→ **Exercise description**
Copy every line of the data that includes the string "singapore".

→ **Task material**

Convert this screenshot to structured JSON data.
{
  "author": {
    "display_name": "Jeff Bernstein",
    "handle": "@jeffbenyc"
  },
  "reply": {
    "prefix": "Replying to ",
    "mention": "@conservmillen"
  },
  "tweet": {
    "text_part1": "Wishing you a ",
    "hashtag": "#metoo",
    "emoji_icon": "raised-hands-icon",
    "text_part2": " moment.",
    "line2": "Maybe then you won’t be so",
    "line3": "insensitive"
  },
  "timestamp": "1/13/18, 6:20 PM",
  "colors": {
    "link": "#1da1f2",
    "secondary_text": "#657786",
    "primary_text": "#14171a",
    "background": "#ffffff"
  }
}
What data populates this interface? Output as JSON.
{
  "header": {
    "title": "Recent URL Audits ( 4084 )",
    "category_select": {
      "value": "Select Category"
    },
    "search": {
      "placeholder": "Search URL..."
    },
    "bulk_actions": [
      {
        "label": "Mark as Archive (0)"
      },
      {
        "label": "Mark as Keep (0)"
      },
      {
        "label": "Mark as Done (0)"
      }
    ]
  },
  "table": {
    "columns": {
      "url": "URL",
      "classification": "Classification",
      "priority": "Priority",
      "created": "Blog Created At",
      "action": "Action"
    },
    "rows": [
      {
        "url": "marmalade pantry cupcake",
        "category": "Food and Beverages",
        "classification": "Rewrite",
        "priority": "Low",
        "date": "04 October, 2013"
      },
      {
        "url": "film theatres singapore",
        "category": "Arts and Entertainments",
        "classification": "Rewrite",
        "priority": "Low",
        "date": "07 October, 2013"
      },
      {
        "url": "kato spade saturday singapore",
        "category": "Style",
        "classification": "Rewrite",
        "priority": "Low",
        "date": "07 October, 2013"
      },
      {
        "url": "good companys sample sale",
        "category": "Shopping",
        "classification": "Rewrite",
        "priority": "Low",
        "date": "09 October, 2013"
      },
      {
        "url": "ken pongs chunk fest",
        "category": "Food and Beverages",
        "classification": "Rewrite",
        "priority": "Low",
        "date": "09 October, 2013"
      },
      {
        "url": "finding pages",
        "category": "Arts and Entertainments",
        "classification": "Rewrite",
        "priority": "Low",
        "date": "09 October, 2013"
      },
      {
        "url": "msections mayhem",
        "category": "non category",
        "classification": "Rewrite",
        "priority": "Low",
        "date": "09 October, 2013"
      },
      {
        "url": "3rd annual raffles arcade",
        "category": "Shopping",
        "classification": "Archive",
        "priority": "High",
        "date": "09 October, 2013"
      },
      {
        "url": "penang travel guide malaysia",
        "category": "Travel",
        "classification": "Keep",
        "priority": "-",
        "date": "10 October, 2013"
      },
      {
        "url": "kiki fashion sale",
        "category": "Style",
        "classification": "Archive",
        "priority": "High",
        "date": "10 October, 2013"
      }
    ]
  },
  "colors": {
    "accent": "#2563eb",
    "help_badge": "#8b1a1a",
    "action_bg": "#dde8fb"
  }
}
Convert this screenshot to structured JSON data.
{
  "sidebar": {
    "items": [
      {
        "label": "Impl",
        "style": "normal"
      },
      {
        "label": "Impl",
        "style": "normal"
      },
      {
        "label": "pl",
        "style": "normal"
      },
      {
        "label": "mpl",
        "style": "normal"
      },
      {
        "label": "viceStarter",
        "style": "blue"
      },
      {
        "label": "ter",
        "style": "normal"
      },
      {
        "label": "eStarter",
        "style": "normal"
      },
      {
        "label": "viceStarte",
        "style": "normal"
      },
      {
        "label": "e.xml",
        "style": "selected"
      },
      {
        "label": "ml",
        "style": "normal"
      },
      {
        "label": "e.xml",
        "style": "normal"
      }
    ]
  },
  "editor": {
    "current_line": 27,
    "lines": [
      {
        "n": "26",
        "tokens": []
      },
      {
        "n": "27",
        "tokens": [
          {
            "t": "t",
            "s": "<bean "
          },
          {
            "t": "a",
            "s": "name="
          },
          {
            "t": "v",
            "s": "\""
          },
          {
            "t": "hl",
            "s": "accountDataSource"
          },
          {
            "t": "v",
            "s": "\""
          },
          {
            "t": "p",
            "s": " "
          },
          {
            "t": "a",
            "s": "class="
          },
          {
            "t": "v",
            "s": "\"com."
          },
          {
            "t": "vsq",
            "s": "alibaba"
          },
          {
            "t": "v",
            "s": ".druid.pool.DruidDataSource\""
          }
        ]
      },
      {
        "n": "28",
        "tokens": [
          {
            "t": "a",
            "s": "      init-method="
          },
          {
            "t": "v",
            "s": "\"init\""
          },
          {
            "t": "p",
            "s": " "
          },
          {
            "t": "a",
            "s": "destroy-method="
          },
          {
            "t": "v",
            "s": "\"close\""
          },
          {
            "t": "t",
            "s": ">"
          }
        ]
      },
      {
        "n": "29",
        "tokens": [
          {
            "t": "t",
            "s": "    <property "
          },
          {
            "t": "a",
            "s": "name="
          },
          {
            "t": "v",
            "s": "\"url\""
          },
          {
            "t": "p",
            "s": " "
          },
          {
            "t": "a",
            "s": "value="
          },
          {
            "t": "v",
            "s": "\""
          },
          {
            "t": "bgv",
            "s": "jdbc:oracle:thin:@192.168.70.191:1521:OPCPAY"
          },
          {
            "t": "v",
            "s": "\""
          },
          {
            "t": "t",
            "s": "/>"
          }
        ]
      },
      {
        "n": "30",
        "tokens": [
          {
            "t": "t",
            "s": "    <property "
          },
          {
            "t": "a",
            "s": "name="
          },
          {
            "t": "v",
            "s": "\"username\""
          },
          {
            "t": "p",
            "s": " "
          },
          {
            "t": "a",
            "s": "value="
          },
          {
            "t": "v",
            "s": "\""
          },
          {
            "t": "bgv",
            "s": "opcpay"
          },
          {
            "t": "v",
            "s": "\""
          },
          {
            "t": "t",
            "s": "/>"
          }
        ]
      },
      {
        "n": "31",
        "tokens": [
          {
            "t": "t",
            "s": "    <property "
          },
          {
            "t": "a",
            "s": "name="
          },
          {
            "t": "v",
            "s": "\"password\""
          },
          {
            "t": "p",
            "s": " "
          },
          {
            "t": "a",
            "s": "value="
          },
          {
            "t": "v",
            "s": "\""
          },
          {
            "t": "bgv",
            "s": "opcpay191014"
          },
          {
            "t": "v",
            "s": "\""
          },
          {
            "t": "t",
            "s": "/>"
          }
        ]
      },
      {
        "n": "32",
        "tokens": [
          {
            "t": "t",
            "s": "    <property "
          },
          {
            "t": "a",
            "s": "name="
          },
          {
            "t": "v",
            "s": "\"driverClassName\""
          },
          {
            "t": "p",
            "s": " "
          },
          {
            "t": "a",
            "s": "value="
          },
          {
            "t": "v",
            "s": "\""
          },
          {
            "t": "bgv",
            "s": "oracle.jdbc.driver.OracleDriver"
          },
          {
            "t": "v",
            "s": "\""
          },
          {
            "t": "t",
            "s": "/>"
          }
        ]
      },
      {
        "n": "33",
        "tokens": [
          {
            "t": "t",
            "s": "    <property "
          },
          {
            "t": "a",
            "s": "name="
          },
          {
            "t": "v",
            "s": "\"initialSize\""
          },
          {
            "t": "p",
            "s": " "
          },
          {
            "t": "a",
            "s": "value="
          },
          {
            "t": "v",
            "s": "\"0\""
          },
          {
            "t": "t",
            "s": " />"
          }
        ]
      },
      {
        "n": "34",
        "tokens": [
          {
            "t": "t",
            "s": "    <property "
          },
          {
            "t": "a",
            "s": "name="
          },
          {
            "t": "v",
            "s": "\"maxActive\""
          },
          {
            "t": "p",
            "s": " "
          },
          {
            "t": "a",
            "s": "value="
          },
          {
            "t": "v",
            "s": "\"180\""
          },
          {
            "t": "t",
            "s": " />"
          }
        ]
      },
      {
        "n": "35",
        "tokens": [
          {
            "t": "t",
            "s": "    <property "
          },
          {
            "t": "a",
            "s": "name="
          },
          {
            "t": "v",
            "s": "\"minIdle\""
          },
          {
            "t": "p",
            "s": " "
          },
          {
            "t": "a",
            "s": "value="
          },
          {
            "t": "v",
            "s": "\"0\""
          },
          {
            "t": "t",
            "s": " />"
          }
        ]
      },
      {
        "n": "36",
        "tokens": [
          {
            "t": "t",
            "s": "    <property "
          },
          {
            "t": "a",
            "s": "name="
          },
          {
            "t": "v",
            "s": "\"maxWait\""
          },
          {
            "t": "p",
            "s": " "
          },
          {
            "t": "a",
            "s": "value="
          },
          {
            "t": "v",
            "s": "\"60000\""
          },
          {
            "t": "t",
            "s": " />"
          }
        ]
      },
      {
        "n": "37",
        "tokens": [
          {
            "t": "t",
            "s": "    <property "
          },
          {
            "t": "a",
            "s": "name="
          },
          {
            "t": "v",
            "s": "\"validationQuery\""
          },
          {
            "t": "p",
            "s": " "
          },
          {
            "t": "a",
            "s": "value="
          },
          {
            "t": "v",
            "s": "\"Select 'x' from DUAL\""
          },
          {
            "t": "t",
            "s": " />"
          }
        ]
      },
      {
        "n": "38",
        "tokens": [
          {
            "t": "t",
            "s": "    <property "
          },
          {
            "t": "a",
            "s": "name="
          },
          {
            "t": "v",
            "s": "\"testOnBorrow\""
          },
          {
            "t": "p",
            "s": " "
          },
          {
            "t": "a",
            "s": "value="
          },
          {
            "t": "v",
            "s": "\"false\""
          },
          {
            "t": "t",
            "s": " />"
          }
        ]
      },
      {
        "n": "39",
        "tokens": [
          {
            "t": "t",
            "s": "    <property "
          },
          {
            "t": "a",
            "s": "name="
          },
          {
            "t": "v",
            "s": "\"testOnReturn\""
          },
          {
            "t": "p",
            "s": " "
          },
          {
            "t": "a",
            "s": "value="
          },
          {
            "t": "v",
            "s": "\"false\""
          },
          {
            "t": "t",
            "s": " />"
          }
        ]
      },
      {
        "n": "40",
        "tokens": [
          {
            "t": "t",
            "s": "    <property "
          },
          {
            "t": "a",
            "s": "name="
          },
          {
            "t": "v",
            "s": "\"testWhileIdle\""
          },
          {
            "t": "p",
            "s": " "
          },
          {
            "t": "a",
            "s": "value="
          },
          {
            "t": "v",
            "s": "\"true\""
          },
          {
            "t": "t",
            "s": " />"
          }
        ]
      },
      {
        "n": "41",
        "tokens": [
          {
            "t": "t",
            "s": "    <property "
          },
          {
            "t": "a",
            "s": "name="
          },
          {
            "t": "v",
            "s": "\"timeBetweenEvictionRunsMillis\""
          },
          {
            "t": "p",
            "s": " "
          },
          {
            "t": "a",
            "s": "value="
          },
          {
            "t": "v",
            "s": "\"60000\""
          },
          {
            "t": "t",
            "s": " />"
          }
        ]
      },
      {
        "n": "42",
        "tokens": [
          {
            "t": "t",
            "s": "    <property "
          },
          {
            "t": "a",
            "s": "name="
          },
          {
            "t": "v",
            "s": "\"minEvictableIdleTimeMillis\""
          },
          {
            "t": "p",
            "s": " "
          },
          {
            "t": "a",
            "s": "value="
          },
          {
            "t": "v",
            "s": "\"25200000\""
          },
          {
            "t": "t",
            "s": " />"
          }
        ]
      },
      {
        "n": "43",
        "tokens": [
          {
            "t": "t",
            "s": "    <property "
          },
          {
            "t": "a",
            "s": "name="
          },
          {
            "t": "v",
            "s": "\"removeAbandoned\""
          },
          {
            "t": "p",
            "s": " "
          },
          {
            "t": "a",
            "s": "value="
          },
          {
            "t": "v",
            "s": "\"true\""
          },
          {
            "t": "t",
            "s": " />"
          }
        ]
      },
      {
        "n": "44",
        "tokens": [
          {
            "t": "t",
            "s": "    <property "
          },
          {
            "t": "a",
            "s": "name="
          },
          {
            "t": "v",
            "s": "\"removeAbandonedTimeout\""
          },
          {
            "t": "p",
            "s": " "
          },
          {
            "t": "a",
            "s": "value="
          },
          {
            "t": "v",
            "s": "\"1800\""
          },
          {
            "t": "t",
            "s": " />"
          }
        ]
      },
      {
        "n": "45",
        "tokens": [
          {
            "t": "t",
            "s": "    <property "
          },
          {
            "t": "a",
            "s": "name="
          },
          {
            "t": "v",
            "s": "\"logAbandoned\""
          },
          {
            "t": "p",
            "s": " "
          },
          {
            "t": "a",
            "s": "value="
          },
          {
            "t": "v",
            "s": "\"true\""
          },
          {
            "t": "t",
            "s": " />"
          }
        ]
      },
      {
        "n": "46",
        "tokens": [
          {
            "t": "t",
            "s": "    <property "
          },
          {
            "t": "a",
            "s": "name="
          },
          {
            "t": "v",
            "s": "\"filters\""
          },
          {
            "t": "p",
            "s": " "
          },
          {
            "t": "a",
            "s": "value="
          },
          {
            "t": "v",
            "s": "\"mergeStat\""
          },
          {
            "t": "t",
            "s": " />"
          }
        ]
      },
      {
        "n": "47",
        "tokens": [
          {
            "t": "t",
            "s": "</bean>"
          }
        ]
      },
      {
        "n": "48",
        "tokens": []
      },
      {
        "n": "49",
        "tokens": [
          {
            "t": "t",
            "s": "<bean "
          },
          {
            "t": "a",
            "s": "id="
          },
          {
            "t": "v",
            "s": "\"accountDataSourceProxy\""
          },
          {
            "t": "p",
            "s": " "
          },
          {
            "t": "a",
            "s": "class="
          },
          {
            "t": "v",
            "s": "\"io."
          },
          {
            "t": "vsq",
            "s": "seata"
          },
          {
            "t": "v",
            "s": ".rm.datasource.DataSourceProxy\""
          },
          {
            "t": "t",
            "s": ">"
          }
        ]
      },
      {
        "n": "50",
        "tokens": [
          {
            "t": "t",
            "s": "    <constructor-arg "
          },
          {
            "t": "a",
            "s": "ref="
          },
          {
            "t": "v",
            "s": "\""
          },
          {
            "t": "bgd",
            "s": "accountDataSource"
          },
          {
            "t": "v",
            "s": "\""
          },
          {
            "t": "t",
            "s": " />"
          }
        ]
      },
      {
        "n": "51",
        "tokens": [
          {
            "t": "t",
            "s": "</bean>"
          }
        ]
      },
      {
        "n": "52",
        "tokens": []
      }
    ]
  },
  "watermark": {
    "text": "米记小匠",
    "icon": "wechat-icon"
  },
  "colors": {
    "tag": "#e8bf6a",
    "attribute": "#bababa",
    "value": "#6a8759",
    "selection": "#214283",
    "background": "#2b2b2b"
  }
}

→ **Exercise answer**
        "url": "film theatres singapore",
        "url": "kato spade saturday singapore",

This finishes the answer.